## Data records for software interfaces
..............................

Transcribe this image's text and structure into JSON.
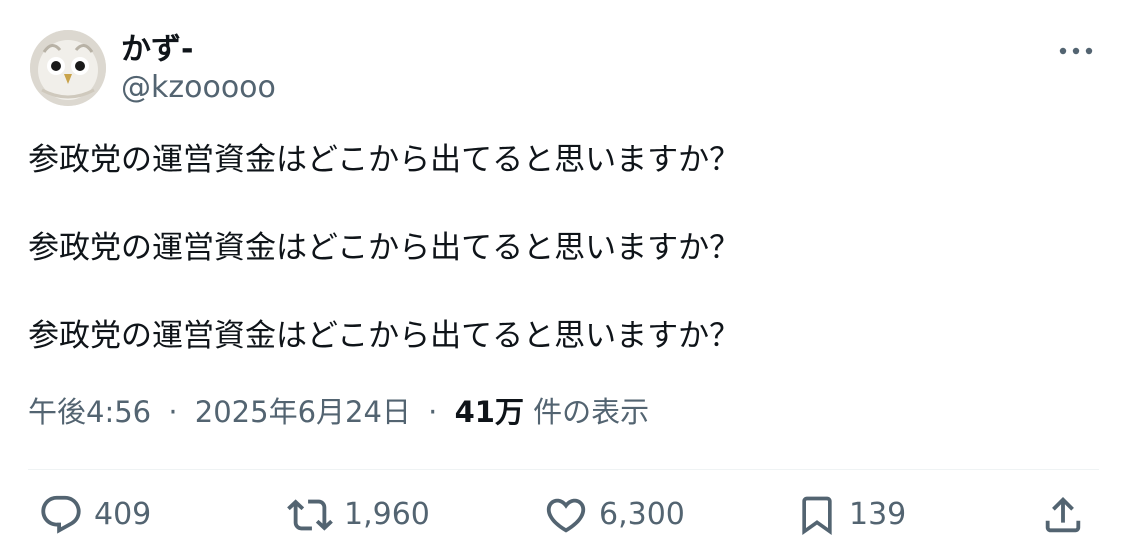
{
  "author": {
    "display_name": "かず-",
    "handle": "@kzooooo",
    "avatar_icon": "owl-avatar-icon"
  },
  "tweet": {
    "lines": [
      "参政党の運営資金はどこから出てると思いますか？",
      "参政党の運営資金はどこから出てると思いますか？",
      "参政党の運営資金はどこから出てると思いますか？"
    ]
  },
  "meta": {
    "time": "午後4:56",
    "separator": "·",
    "date": "2025年6月24日",
    "views_count": "41万",
    "views_label": "件の表示"
  },
  "actions": {
    "reply_count": "409",
    "retweet_count": "1,960",
    "like_count": "6,300",
    "bookmark_count": "139"
  },
  "colors": {
    "text_primary": "#0f1419",
    "text_secondary": "#536471",
    "divider": "#eff3f4"
  }
}
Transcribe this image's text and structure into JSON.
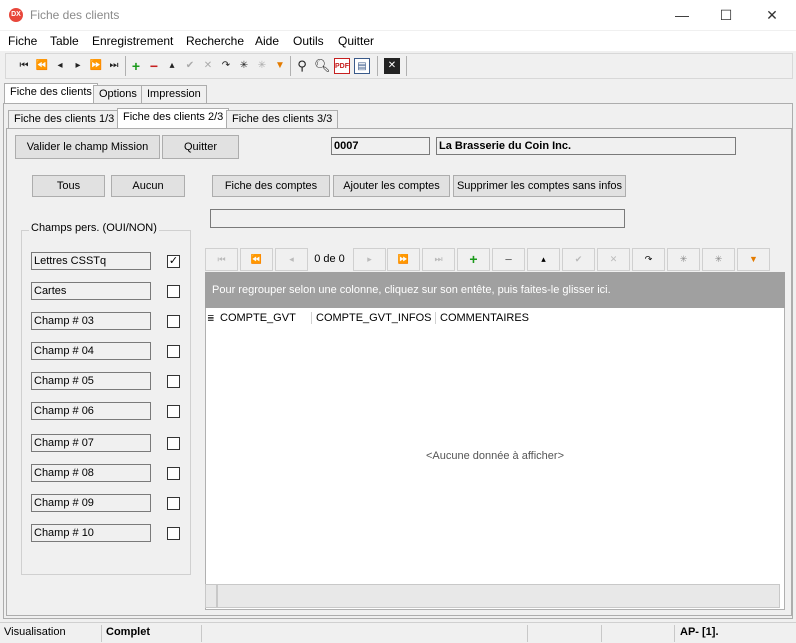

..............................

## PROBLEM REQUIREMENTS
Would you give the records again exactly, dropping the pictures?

## EXPECTED ANSWER
Transcribe this image's text and structure into JSON.
{
  "author": {
    "display_name": "かず-",
    "handle": "@kzooooo",
    "avatar_icon": "owl-avatar-icon"
  },
  "tweet": {
    "lines": [
      "参政党の運営資金はどこから出てると思いますか？",
      "参政党の運営資金はどこから出てると思いますか？",
      "参政党の運営資金はどこから出てると思いますか？"
    ]
  },
  "meta": {
    "time": "午後4:56",
    "separator": "·",
    "date": "2025年6月24日",
    "views_count": "41万",
    "views_label": "件の表示"
  },
  "actions": {
    "reply_count": "409",
    "retweet_count": "1,960",
    "like_count": "6,300",
    "bookmark_count": "139"
  },
  "colors": {
    "text_primary": "#0f1419",
    "text_secondary": "#536471",
    "divider": "#eff3f4"
  }
}
Transcribe this image's text and structure into JSON.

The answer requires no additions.